- DATA FOR ANALYSIS -

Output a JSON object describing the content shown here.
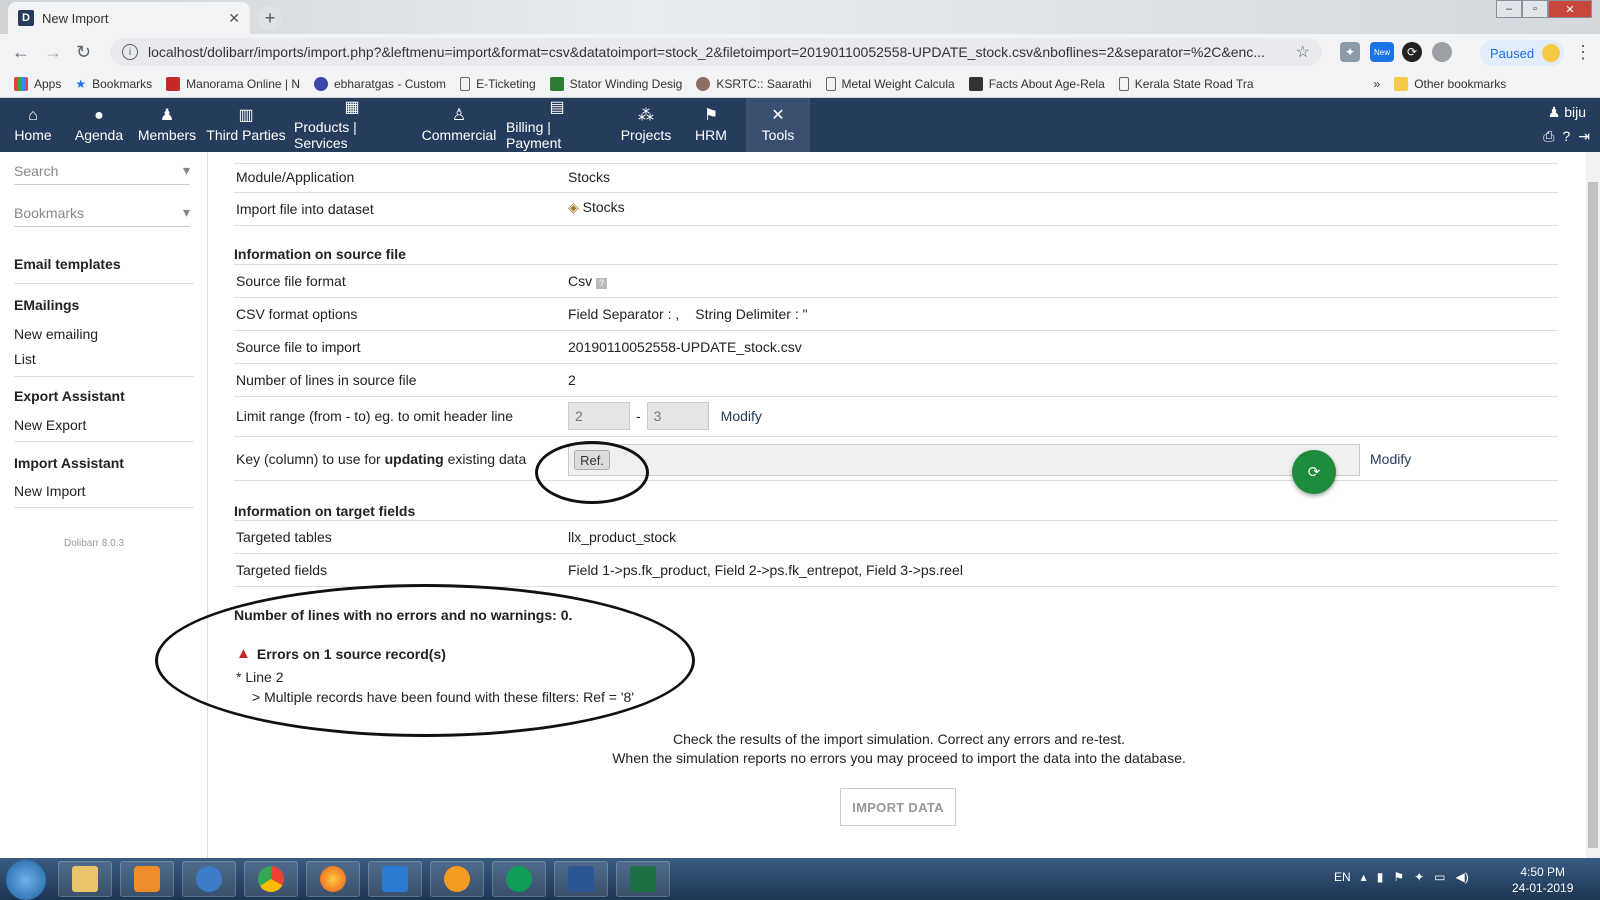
{
  "browser": {
    "tab_title": "New Import",
    "tab_favicon": "D",
    "url": "localhost/dolibarr/imports/import.php?&leftmenu=import&format=csv&datatoimport=stock_2&filetoimport=20190110052558-UPDATE_stock.csv&nboflines=2&separator=%2C&enc...",
    "paused_label": "Paused",
    "new_badge": "New",
    "bookmarks": [
      "Apps",
      "Bookmarks",
      "Manorama Online | N",
      "ebharatgas - Custom",
      "E-Ticketing",
      "Stator Winding Desig",
      "KSRTC:: Saarathi",
      "Metal Weight Calcula",
      "Facts About Age-Rela",
      "Kerala State Road Tra"
    ],
    "more_bookmarks": "»",
    "other_bookmarks": "Other bookmarks"
  },
  "topmenu": {
    "items": [
      "Home",
      "Agenda",
      "Members",
      "Third Parties",
      "Products | Services",
      "Commercial",
      "Billing | Payment",
      "Projects",
      "HRM",
      "Tools"
    ],
    "active": "Tools",
    "user": "biju"
  },
  "sidebar": {
    "search_placeholder": "Search",
    "bookmarks_placeholder": "Bookmarks",
    "email_templates": "Email templates",
    "emailings_head": "EMailings",
    "new_emailing": "New emailing",
    "list": "List",
    "export_head": "Export Assistant",
    "new_export": "New Export",
    "import_head": "Import Assistant",
    "new_import": "New Import",
    "version": "Dolibarr 8.0.3"
  },
  "main": {
    "module_label": "Module/Application",
    "module_value": "Stocks",
    "dataset_label": "Import file into dataset",
    "dataset_value": "Stocks",
    "source_section": "Information on source file",
    "format_label": "Source file format",
    "format_value": "Csv",
    "csv_label": "CSV format options",
    "csv_value": "Field Separator : ,",
    "csv_value2": "String Delimiter : \"",
    "file_label": "Source file to import",
    "file_value": "20190110052558-UPDATE_stock.csv",
    "lines_label": "Number of lines in source file",
    "lines_value": "2",
    "range_label": "Limit range (from - to) eg. to omit header line",
    "range_from": "2",
    "range_sep": "-",
    "range_to": "3",
    "modify": "Modify",
    "key_label_pre": "Key (column) to use for",
    "key_label_bold": "updating",
    "key_label_post": "existing data",
    "key_value": "Ref.",
    "target_section": "Information on target fields",
    "tables_label": "Targeted tables",
    "tables_value": "llx_product_stock",
    "fields_label": "Targeted fields",
    "fields_value": "Field 1->ps.fk_product, Field 2->ps.fk_entrepot, Field 3->ps.reel",
    "no_errors_line": "Number of lines with no errors and no warnings: 0.",
    "errors_title": "Errors on 1 source record(s)",
    "error_line": "* Line 2",
    "error_detail": "> Multiple records have been found with these filters: Ref = '8'",
    "info1": "Check the results of the import simulation. Correct any errors and re-test.",
    "info2": "When the simulation reports no errors you may proceed to import the data into the database.",
    "import_button": "IMPORT DATA"
  },
  "taskbar": {
    "lang": "EN",
    "time": "4:50 PM",
    "date": "24-01-2019"
  }
}
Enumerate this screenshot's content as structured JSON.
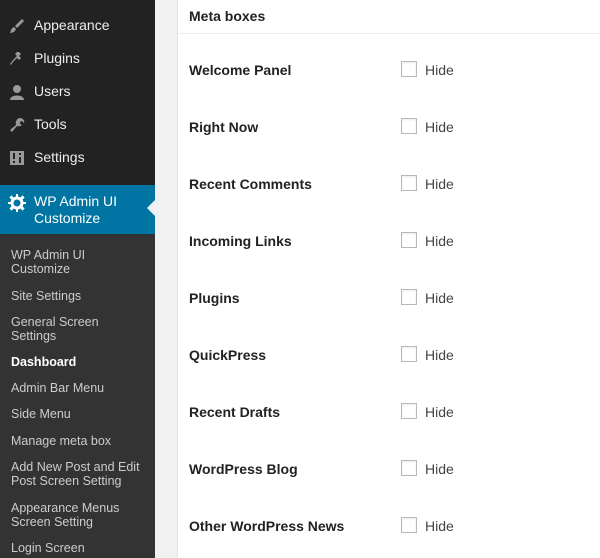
{
  "sidebar": {
    "top_items": [
      {
        "label": "Appearance",
        "icon": "paintbrush-icon"
      },
      {
        "label": "Plugins",
        "icon": "plug-icon"
      },
      {
        "label": "Users",
        "icon": "user-icon"
      },
      {
        "label": "Tools",
        "icon": "wrench-icon"
      },
      {
        "label": "Settings",
        "icon": "settings-icon"
      }
    ],
    "active_item": {
      "label": "WP Admin UI Customize",
      "icon": "gear-icon"
    },
    "submenu": [
      {
        "label": "WP Admin UI Customize",
        "current": false
      },
      {
        "label": "Site Settings",
        "current": false
      },
      {
        "label": "General Screen Settings",
        "current": false
      },
      {
        "label": "Dashboard",
        "current": true
      },
      {
        "label": "Admin Bar Menu",
        "current": false
      },
      {
        "label": "Side Menu",
        "current": false
      },
      {
        "label": "Manage meta box",
        "current": false
      },
      {
        "label": "Add New Post and Edit Post Screen Setting",
        "current": false
      },
      {
        "label": "Appearance Menus Screen Setting",
        "current": false
      },
      {
        "label": "Login Screen",
        "current": false
      }
    ]
  },
  "panel": {
    "title": "Meta boxes",
    "rows": [
      {
        "label": "Welcome Panel",
        "option": "Hide",
        "checked": false
      },
      {
        "label": "Right Now",
        "option": "Hide",
        "checked": false
      },
      {
        "label": "Recent Comments",
        "option": "Hide",
        "checked": false
      },
      {
        "label": "Incoming Links",
        "option": "Hide",
        "checked": false
      },
      {
        "label": "Plugins",
        "option": "Hide",
        "checked": false
      },
      {
        "label": "QuickPress",
        "option": "Hide",
        "checked": false
      },
      {
        "label": "Recent Drafts",
        "option": "Hide",
        "checked": false
      },
      {
        "label": "WordPress Blog",
        "option": "Hide",
        "checked": false
      },
      {
        "label": "Other WordPress News",
        "option": "Hide",
        "checked": false
      }
    ]
  },
  "colors": {
    "sidebar_bg": "#222222",
    "submenu_bg": "#333333",
    "active_bg": "#0074a2",
    "content_bg": "#f1f1f1"
  }
}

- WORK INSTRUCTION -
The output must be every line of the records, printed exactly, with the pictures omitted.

- WRITTEN ANSWER -
Output a JSON object describing the content shown here.
{
  "browser": {
    "tab_title": "New Import",
    "tab_favicon": "D",
    "url": "localhost/dolibarr/imports/import.php?&leftmenu=import&format=csv&datatoimport=stock_2&filetoimport=20190110052558-UPDATE_stock.csv&nboflines=2&separator=%2C&enc...",
    "paused_label": "Paused",
    "new_badge": "New",
    "bookmarks": [
      "Apps",
      "Bookmarks",
      "Manorama Online | N",
      "ebharatgas - Custom",
      "E-Ticketing",
      "Stator Winding Desig",
      "KSRTC:: Saarathi",
      "Metal Weight Calcula",
      "Facts About Age-Rela",
      "Kerala State Road Tra"
    ],
    "more_bookmarks": "»",
    "other_bookmarks": "Other bookmarks"
  },
  "topmenu": {
    "items": [
      "Home",
      "Agenda",
      "Members",
      "Third Parties",
      "Products | Services",
      "Commercial",
      "Billing | Payment",
      "Projects",
      "HRM",
      "Tools"
    ],
    "active": "Tools",
    "user": "biju"
  },
  "sidebar": {
    "search_placeholder": "Search",
    "bookmarks_placeholder": "Bookmarks",
    "email_templates": "Email templates",
    "emailings_head": "EMailings",
    "new_emailing": "New emailing",
    "list": "List",
    "export_head": "Export Assistant",
    "new_export": "New Export",
    "import_head": "Import Assistant",
    "new_import": "New Import",
    "version": "Dolibarr 8.0.3"
  },
  "main": {
    "module_label": "Module/Application",
    "module_value": "Stocks",
    "dataset_label": "Import file into dataset",
    "dataset_value": "Stocks",
    "source_section": "Information on source file",
    "format_label": "Source file format",
    "format_value": "Csv",
    "csv_label": "CSV format options",
    "csv_value": "Field Separator : ,",
    "csv_value2": "String Delimiter : \"",
    "file_label": "Source file to import",
    "file_value": "20190110052558-UPDATE_stock.csv",
    "lines_label": "Number of lines in source file",
    "lines_value": "2",
    "range_label": "Limit range (from - to) eg. to omit header line",
    "range_from": "2",
    "range_sep": "-",
    "range_to": "3",
    "modify": "Modify",
    "key_label_pre": "Key (column) to use for",
    "key_label_bold": "updating",
    "key_label_post": "existing data",
    "key_value": "Ref.",
    "target_section": "Information on target fields",
    "tables_label": "Targeted tables",
    "tables_value": "llx_product_stock",
    "fields_label": "Targeted fields",
    "fields_value": "Field 1->ps.fk_product, Field 2->ps.fk_entrepot, Field 3->ps.reel",
    "no_errors_line": "Number of lines with no errors and no warnings: 0.",
    "errors_title": "Errors on 1 source record(s)",
    "error_line": "* Line 2",
    "error_detail": "> Multiple records have been found with these filters: Ref = '8'",
    "info1": "Check the results of the import simulation. Correct any errors and re-test.",
    "info2": "When the simulation reports no errors you may proceed to import the data into the database.",
    "import_button": "IMPORT DATA"
  },
  "taskbar": {
    "lang": "EN",
    "time": "4:50 PM",
    "date": "24-01-2019"
  }
}
Enumerate this screenshot's content as structured JSON.
{
  "sidebar": {
    "top_items": [
      {
        "label": "Appearance",
        "icon": "paintbrush-icon"
      },
      {
        "label": "Plugins",
        "icon": "plug-icon"
      },
      {
        "label": "Users",
        "icon": "user-icon"
      },
      {
        "label": "Tools",
        "icon": "wrench-icon"
      },
      {
        "label": "Settings",
        "icon": "settings-icon"
      }
    ],
    "active_item": {
      "label": "WP Admin UI Customize",
      "icon": "gear-icon"
    },
    "submenu": [
      {
        "label": "WP Admin UI Customize",
        "current": false
      },
      {
        "label": "Site Settings",
        "current": false
      },
      {
        "label": "General Screen Settings",
        "current": false
      },
      {
        "label": "Dashboard",
        "current": true
      },
      {
        "label": "Admin Bar Menu",
        "current": false
      },
      {
        "label": "Side Menu",
        "current": false
      },
      {
        "label": "Manage meta box",
        "current": false
      },
      {
        "label": "Add New Post and Edit Post Screen Setting",
        "current": false
      },
      {
        "label": "Appearance Menus Screen Setting",
        "current": false
      },
      {
        "label": "Login Screen",
        "current": false
      }
    ]
  },
  "panel": {
    "title": "Meta boxes",
    "rows": [
      {
        "label": "Welcome Panel",
        "option": "Hide",
        "checked": false
      },
      {
        "label": "Right Now",
        "option": "Hide",
        "checked": false
      },
      {
        "label": "Recent Comments",
        "option": "Hide",
        "checked": false
      },
      {
        "label": "Incoming Links",
        "option": "Hide",
        "checked": false
      },
      {
        "label": "Plugins",
        "option": "Hide",
        "checked": false
      },
      {
        "label": "QuickPress",
        "option": "Hide",
        "checked": false
      },
      {
        "label": "Recent Drafts",
        "option": "Hide",
        "checked": false
      },
      {
        "label": "WordPress Blog",
        "option": "Hide",
        "checked": false
      },
      {
        "label": "Other WordPress News",
        "option": "Hide",
        "checked": false
      }
    ]
  },
  "colors": {
    "sidebar_bg": "#222222",
    "submenu_bg": "#333333",
    "active_bg": "#0074a2",
    "content_bg": "#f1f1f1"
  }
}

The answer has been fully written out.